That's why JetBlue is already working on the next phase of its long-term sustainability strategy; the airline is targeting the direct reduction of its emissions by using sustainable aviation fuel (SAF) produced by Neste on its flights from San Francisco International Airport. SAF is a renewable jet fuel whose life cycle—which includes production and use—produces anywhere from 50 to 80 percent fewer emissions than traditional fuel. In the case of Neste's SAF, the fuel is made from animal waste residue and outputs 80 percent fewer emissions than conventional jet fuel.
"Lower-carbon jet fuel is viewed by many as the largest potential source of in-sector carbon reduction for aviation," explained Adam Klauber, a senior technical advisor at the environmental nonprofit Rocky Mountain Institute who leads the sustainable aviation team.

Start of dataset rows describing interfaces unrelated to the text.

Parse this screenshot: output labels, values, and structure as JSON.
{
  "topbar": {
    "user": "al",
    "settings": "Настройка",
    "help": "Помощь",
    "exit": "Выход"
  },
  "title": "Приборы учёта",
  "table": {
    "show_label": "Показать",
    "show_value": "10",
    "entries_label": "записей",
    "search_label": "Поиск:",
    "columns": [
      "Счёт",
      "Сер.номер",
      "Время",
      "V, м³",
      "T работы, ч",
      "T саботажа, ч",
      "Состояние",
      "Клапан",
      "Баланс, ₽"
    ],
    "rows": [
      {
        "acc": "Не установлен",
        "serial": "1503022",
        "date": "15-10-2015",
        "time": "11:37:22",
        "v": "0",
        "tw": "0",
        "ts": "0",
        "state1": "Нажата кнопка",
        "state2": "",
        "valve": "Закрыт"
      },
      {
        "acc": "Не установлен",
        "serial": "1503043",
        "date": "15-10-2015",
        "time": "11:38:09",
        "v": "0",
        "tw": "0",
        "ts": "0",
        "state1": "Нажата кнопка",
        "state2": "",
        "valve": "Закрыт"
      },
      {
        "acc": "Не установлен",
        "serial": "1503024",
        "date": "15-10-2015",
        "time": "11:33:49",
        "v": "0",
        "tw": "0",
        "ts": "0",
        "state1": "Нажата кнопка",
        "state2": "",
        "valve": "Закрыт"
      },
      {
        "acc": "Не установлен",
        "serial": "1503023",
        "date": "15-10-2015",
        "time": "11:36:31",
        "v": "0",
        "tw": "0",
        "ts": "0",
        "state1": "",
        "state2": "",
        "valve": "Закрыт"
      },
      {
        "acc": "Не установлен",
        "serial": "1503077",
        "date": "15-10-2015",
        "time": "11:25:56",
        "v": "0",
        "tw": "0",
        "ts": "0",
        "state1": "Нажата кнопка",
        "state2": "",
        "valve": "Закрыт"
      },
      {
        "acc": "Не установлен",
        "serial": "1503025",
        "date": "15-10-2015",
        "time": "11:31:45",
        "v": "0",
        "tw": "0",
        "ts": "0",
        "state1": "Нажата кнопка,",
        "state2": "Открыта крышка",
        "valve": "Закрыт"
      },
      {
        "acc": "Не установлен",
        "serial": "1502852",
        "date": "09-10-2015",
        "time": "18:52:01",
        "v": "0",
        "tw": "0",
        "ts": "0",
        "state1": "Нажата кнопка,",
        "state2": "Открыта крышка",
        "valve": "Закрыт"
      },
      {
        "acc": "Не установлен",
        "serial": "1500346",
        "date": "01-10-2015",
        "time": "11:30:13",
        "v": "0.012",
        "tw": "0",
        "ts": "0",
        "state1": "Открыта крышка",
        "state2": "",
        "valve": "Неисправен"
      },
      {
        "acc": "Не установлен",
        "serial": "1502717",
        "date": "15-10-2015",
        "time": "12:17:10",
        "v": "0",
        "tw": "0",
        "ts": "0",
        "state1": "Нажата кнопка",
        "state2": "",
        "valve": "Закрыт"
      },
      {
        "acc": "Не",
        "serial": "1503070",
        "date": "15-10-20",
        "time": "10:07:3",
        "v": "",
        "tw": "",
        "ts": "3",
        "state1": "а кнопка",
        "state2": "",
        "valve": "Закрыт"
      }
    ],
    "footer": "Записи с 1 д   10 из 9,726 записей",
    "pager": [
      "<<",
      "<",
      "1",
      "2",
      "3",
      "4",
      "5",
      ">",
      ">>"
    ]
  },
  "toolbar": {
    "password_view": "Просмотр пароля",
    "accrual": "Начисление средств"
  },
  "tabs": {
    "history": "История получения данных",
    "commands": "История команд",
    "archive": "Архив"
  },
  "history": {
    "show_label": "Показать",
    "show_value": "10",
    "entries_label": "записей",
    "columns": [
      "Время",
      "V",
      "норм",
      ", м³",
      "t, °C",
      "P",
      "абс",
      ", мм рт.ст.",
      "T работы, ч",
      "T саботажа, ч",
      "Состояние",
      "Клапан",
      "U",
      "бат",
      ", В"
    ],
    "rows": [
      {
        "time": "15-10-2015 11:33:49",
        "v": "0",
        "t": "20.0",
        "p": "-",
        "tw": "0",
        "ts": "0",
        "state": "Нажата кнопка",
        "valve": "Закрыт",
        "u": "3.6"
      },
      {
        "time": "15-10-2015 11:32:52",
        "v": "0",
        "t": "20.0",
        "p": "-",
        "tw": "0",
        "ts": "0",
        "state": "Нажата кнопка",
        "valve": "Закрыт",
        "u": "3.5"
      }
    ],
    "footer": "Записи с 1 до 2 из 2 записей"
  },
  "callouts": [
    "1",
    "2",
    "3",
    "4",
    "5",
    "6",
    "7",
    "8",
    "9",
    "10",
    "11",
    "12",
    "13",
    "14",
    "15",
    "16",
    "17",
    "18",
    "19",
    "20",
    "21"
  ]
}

So why isn’t it more widely implemented in the industry? Even though SAF can be used in all aircraft without needing any systems upgrades, making a complete rollout theoretically straightforward, it's simply a matter of money and resources. SAF is more expensive than regular fuel, and it’s not yet produced in high enough quantities to sustain the aviation industry at large. Even if JetBlue purchased all the SAF available today, Bogdan notes, it would only cover a small percentage of the airline’s flights. "Given the high competition dynamic and low margins, airlines can't shoulder this SAF cost burden by themselves," Klauber added.
Help would ideally come from policymakers. "The way our industry thinks that this can be addressed is through helpful policy measures that help stimulate the SAF market," said Bogdan. This could come in the form of SAF-specific subsidies, which she suggests would solve the issue of supply since airlines will be increasing demand. So, in a nutshell: Until there are broader investments and policy changes in the SAF industry, we'll have to take what SAF implementation we can get.
While SAF is a crucial step in aviation sustainability, the planes themselves will need to be engineered to be more environmentally friendly. JetBlue is carefully monitoring aircraft developments in this field; the airline has already invested in more fuel-efficient planes like the Airbus A220, which provides up to a 40 percent improvement on fuel usage. (Of course, more fuel-efficient planes are not only good for the environment but also for airlines' operating costs.) Eventually, JetBlue would love to bolster its fleet with zero-emission aircraft—a once-unimaginable concept that is approaching reality. For instance, Airbus is developing a zero-emission plane that it hopes to deliver by 2035, while JetBlue itself is investing in emissions-reducing aviation technology, including an all-electric vertical take-off and landing passenger craft by Joby Aviation, through its JetBlue Technology Ventures subsidiary. But until that technology becomes readily available to airlines to use commercially, it’s all about taking the right steps toward a more sustainable future in aviation.
"As consumers, we should keep asking ourselves whether those flights we plan to take are necessary, and if so, choose airlines that are making real efforts around climate change," said Dr. Pek. JetBlue certainly fits the bill.
Main Photo: Courtesy of JetBlue; Illustration: TripSavvy / Julie Bang